Problem to work on: Every line of the material below in which "print" shows up is to be located and copied.
* * * * * * *
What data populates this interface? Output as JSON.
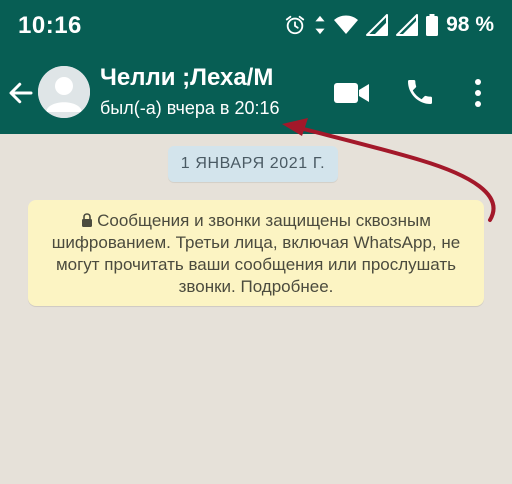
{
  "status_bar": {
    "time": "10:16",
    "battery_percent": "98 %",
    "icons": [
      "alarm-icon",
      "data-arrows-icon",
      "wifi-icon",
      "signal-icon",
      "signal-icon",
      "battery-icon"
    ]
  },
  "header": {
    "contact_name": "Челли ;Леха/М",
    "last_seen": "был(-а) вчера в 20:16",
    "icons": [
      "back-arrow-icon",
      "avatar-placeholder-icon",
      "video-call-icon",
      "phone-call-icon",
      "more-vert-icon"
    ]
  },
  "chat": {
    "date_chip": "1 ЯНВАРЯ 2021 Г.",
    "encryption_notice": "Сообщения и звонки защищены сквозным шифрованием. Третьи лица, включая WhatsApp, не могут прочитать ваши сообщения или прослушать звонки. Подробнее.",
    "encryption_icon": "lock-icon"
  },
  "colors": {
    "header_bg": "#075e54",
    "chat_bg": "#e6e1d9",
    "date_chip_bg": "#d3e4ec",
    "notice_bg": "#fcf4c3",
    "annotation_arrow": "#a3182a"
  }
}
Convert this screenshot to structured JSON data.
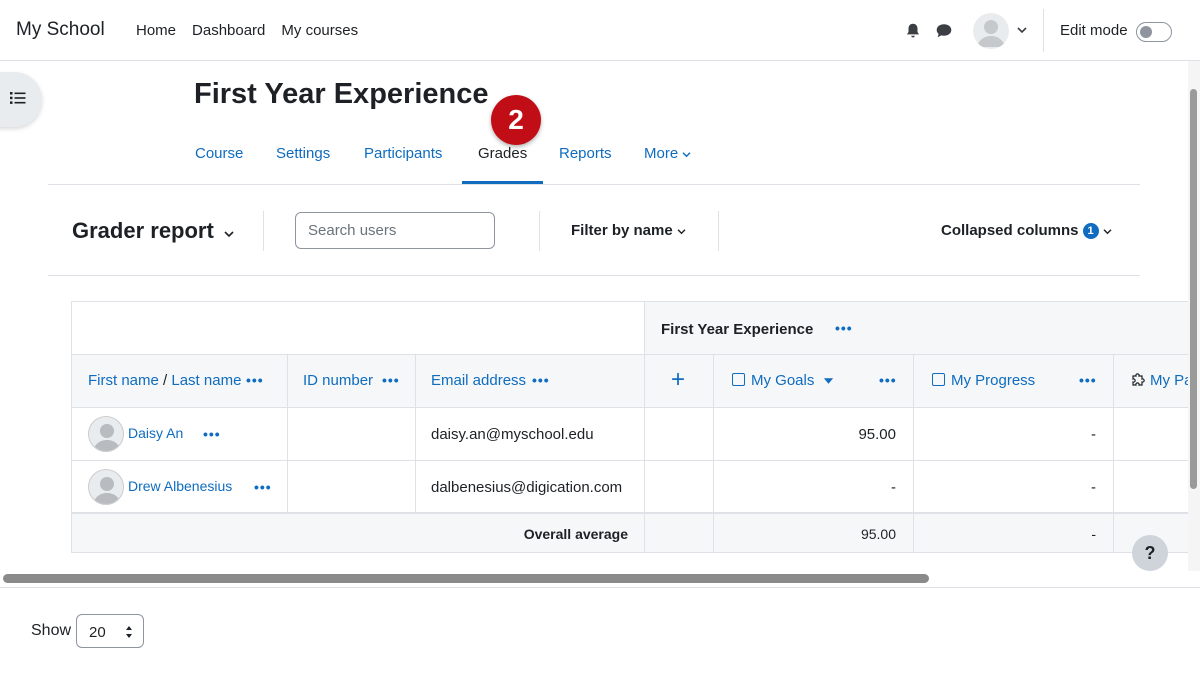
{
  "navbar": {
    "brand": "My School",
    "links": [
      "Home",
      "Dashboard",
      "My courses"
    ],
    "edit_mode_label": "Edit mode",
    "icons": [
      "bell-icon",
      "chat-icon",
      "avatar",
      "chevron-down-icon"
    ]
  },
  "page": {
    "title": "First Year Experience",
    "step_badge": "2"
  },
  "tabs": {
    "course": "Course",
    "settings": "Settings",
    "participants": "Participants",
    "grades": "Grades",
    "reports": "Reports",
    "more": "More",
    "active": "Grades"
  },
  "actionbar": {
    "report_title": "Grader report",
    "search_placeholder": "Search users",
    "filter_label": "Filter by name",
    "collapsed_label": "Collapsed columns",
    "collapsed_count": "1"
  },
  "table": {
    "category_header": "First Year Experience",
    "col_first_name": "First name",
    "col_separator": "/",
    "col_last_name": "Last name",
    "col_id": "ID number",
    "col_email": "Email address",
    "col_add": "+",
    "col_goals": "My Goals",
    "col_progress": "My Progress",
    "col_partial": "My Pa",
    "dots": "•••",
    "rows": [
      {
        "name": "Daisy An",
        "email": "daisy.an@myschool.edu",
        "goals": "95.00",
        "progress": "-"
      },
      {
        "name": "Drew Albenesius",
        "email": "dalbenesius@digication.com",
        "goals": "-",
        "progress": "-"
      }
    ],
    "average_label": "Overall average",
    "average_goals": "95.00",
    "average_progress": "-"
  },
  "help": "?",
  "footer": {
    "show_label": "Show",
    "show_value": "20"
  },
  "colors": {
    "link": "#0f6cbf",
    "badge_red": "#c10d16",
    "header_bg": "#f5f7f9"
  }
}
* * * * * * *
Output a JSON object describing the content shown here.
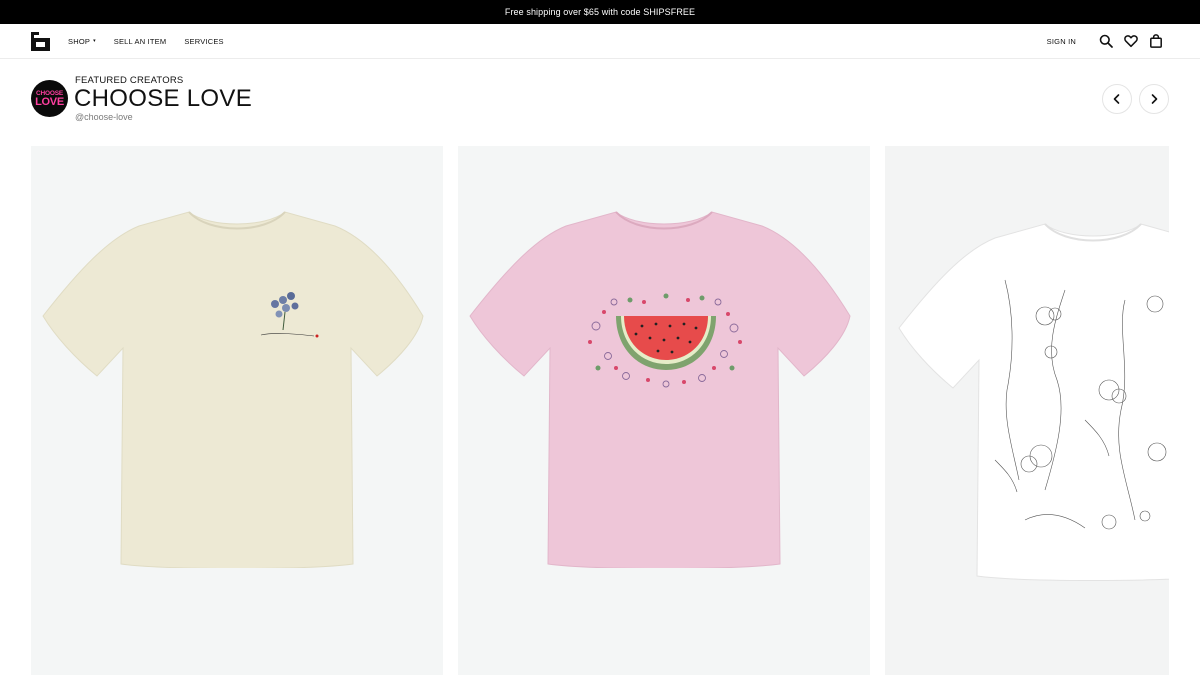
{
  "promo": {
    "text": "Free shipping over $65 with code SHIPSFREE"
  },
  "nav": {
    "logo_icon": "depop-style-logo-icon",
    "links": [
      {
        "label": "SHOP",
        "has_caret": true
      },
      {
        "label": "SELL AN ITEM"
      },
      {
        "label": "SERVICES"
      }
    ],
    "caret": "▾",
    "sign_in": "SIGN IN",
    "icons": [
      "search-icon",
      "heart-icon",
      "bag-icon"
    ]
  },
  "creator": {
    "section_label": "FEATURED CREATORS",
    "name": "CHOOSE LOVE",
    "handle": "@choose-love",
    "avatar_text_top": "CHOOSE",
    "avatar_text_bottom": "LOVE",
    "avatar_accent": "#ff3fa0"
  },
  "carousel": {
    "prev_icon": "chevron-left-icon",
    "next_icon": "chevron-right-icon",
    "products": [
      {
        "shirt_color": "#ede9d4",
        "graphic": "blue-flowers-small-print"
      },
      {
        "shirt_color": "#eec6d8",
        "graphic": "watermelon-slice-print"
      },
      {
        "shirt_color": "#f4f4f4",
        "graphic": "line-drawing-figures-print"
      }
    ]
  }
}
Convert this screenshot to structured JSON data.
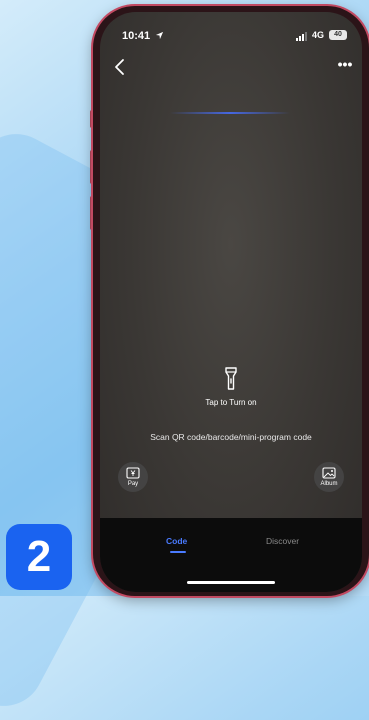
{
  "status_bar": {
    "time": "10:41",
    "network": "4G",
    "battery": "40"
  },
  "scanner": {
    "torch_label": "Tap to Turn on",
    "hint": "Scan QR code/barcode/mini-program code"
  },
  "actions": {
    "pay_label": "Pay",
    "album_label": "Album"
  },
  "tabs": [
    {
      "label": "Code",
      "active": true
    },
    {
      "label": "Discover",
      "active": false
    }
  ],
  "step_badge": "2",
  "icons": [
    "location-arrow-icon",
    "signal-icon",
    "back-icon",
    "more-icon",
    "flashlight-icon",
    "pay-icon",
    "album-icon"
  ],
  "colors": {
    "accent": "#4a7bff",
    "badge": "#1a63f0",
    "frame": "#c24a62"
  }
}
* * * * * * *
Solution below:
        "graphic": "blue-flowers-small-print"
        "graphic": "watermelon-slice-print"
        "graphic": "line-drawing-figures-print"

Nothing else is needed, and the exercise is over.